Poor sleep quality has been shown to affect 55% of students and insomnia 19%. These sleep alterations are all the more concerning because of their detrimental effects on mental health, physical health, and cognitive capacities - with a subsequent negative impact on the students’ academic success.
Some studies have already investigated the causes of these disturbances, particularly in relation to cannabis use, the level of which is particularly high among young people in France: 13.9% of 18-25-year-olds report using it monthly and 4% daily  .

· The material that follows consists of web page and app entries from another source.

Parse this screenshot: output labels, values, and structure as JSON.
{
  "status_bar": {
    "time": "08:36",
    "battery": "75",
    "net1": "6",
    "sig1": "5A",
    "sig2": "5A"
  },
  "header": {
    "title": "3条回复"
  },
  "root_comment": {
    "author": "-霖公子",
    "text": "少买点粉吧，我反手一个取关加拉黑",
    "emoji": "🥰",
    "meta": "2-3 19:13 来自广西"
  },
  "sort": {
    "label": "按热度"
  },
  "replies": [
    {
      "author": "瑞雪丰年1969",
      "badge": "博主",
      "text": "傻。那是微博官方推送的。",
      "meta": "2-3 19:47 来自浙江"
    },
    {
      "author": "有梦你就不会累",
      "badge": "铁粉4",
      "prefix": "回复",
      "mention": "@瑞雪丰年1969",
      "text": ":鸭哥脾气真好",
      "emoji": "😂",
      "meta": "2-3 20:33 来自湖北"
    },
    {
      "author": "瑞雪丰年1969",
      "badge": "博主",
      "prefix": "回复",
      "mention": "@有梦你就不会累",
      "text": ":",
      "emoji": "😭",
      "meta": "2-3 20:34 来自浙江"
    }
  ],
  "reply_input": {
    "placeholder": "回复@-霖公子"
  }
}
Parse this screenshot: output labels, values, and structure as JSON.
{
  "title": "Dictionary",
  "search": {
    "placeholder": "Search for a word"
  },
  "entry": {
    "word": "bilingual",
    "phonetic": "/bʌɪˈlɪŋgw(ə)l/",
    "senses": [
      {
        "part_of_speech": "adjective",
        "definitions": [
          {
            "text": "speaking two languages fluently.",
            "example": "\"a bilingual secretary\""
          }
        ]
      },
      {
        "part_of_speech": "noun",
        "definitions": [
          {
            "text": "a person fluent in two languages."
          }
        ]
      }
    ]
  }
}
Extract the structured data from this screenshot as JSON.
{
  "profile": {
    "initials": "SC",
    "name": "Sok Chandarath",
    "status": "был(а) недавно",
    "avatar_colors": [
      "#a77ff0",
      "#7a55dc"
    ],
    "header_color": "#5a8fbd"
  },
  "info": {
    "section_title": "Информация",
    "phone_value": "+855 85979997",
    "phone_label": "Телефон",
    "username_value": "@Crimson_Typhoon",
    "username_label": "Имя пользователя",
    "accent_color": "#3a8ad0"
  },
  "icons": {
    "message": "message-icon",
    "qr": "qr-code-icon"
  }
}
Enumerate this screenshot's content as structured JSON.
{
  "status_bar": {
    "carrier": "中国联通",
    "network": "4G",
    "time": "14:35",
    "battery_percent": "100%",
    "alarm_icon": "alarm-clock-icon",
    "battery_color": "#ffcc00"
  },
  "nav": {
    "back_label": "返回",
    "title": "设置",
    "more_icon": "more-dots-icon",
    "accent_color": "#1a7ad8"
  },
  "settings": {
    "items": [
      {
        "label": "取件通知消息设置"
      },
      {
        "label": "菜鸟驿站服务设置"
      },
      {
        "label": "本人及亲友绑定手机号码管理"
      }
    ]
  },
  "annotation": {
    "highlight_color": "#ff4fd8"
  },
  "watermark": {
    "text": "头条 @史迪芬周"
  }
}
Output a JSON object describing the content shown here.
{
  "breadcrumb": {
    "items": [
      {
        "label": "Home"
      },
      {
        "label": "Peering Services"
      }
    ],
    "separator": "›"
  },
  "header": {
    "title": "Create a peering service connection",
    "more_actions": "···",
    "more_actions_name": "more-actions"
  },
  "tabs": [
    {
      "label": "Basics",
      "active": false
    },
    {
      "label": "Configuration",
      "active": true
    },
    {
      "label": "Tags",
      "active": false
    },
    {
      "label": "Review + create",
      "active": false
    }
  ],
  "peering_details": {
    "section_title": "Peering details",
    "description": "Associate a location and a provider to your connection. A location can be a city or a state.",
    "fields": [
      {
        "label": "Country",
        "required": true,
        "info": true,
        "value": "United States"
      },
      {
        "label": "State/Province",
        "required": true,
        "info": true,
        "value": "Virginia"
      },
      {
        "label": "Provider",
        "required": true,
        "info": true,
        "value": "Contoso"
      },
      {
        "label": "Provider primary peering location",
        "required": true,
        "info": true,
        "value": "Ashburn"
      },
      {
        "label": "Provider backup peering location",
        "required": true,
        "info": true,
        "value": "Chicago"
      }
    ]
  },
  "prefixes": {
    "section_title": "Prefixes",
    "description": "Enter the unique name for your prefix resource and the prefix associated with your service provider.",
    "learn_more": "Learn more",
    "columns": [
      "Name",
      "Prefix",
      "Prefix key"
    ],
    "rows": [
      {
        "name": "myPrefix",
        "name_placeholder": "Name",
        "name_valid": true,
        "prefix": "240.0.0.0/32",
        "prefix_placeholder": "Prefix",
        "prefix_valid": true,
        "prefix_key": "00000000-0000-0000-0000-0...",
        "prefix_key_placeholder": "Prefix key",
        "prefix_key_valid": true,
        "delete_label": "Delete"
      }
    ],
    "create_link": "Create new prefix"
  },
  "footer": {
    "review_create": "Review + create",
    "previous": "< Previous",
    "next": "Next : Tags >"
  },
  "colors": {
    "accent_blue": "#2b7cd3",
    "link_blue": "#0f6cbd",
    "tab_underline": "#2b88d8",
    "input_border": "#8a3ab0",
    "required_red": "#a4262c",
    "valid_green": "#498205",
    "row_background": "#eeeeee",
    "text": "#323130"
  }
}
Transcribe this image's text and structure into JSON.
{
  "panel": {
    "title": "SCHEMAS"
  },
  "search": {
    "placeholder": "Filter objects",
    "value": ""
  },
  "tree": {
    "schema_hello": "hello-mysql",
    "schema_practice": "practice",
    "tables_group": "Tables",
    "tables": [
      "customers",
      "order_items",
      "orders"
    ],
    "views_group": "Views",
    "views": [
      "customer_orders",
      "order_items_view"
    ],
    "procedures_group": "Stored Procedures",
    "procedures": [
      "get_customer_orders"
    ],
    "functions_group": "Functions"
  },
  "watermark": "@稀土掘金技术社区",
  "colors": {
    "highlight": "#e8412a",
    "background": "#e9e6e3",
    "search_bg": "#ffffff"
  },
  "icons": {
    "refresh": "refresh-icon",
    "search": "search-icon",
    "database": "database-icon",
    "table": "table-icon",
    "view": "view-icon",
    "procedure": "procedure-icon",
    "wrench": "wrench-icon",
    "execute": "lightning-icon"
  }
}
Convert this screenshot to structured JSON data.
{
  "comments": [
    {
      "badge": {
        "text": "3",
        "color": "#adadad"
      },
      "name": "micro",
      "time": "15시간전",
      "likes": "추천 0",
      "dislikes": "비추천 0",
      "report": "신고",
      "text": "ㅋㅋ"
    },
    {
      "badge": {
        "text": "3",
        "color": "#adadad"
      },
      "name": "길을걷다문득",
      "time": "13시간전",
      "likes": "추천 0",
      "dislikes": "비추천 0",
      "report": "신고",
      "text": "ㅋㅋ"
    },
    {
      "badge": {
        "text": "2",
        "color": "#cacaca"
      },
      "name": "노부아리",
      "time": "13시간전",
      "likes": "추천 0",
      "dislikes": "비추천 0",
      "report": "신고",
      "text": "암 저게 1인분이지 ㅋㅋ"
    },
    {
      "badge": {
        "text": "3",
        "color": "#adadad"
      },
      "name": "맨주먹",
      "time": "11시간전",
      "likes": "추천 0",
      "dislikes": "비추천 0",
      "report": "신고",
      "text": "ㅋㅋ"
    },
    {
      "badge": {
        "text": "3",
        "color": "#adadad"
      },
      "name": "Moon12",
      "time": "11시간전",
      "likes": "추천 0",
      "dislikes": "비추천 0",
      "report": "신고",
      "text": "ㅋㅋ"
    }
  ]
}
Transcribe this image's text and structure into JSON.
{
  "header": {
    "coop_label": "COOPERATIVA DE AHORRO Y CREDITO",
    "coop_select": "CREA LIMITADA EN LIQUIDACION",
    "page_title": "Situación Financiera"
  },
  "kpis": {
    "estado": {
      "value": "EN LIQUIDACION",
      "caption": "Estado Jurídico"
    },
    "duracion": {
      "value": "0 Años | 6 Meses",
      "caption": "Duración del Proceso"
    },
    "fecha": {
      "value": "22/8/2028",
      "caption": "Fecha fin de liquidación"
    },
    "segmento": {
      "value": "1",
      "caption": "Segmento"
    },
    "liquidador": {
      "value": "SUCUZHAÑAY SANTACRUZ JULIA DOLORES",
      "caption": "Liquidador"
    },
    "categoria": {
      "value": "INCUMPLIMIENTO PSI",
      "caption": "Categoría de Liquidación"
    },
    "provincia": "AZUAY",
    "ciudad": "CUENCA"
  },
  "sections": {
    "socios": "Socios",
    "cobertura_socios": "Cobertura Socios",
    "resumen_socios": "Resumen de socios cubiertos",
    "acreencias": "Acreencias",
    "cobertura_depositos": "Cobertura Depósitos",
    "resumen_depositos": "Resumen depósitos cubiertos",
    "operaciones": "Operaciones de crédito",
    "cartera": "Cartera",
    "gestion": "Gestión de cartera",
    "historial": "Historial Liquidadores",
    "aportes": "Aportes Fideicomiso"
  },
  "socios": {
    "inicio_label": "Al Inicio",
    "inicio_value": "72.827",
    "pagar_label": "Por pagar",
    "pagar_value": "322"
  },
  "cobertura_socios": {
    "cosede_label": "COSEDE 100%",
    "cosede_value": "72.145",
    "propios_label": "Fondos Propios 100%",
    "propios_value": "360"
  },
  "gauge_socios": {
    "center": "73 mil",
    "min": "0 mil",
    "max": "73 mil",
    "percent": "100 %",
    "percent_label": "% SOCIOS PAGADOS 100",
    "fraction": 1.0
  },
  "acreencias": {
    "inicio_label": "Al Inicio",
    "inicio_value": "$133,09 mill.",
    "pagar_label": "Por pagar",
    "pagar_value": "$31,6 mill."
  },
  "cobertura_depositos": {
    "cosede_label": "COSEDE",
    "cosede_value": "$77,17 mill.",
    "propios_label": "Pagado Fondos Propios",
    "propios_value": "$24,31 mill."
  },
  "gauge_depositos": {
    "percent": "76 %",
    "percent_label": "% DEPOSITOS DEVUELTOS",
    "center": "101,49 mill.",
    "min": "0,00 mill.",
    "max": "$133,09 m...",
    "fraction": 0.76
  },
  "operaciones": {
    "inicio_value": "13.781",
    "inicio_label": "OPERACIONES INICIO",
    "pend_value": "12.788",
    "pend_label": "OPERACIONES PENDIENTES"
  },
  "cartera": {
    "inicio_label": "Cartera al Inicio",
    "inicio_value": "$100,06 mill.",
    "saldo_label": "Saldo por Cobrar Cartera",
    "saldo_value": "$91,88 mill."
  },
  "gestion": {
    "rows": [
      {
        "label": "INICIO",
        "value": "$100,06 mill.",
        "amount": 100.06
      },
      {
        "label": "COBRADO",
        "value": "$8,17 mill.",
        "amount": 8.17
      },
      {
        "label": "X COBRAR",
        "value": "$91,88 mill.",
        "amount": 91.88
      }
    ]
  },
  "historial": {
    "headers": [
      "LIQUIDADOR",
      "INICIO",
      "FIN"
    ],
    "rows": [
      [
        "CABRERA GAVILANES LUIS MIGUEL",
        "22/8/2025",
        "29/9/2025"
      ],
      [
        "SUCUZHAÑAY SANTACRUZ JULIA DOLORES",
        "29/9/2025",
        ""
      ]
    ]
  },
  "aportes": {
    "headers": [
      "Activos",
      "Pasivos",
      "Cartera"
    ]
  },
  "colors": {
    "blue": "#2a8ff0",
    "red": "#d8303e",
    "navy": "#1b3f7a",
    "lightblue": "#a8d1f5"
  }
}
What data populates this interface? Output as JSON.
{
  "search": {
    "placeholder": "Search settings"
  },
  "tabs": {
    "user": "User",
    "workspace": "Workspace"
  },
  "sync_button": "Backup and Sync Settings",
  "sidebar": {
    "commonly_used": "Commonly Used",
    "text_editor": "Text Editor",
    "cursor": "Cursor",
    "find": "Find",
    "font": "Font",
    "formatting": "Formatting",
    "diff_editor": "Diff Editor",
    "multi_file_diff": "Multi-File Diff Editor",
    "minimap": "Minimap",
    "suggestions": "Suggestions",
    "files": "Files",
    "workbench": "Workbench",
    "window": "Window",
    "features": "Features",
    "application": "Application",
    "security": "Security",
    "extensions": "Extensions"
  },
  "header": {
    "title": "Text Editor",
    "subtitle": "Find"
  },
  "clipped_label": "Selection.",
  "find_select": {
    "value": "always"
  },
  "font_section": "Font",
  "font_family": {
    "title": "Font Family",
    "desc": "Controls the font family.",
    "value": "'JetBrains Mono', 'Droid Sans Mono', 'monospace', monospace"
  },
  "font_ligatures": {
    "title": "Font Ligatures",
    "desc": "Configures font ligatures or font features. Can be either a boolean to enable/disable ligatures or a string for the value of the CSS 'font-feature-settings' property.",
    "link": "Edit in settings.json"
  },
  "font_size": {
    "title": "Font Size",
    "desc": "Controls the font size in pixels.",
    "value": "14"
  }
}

In this new article, researchers from Inserm, Université de Bordeaux and Bordeaux University Hospital at the Bordeaux Population Health research center have for the first time conducted an in-depth analysis of the association between cannabis use and sleep disturbances in a sample of 14,787 university students. These participants all come from the i-Share cohort that studies the general health of students, which is led by the last author of this study, Christophe Tzourio.
The students answered an online self-questionnaire on the frequency of their cannabis use over the past year (daily, weekly, monthly or rarely/never), as well as the quality of their sleep in the last three months  , with a question specifically about insomnia. Other questions concerned their sociodemographic characteristics, lifestyle (e.g. alcohol or tobacco consumption) and mental health, in order to refine the analysis and avoid any bias or confounding factors.
The results of this study confirm the existence of an association between cannabis use and sleep disturbances, particularly insomnia, among students. The likelihood of suffering from insomnia was found to be 45% higher in cannabis users compared to non-users, reaching a 2-fold higher likelihood compared to never/rarely users.
"The originality of this study lies in the fact that we had access to a particularly large sample of students who provided accurate data on their cannabis use and sleep quality. The richness of the data collected through the questionnaires provides new evidence of the association between insomnia and cannabis use,” explains Julien Coelho, first author of the study.
"Although causality cannot be confirmed with certainty, these findings suggest the importance of stepping up public health messages for the purposes of prevention among students, as well as raise the awareness of health professionals on the dangers of high levels of cannabis use on the health of young people,” concludes Tzourio.
 Source: Santé publique France Health Barometers, with data utilization by the French Monitoring Centre for Drugs and Drug Addiction (OFDT)
 The questions focused on four items: insomnia, sleepiness, poor sleep quality, and sleep deprivation.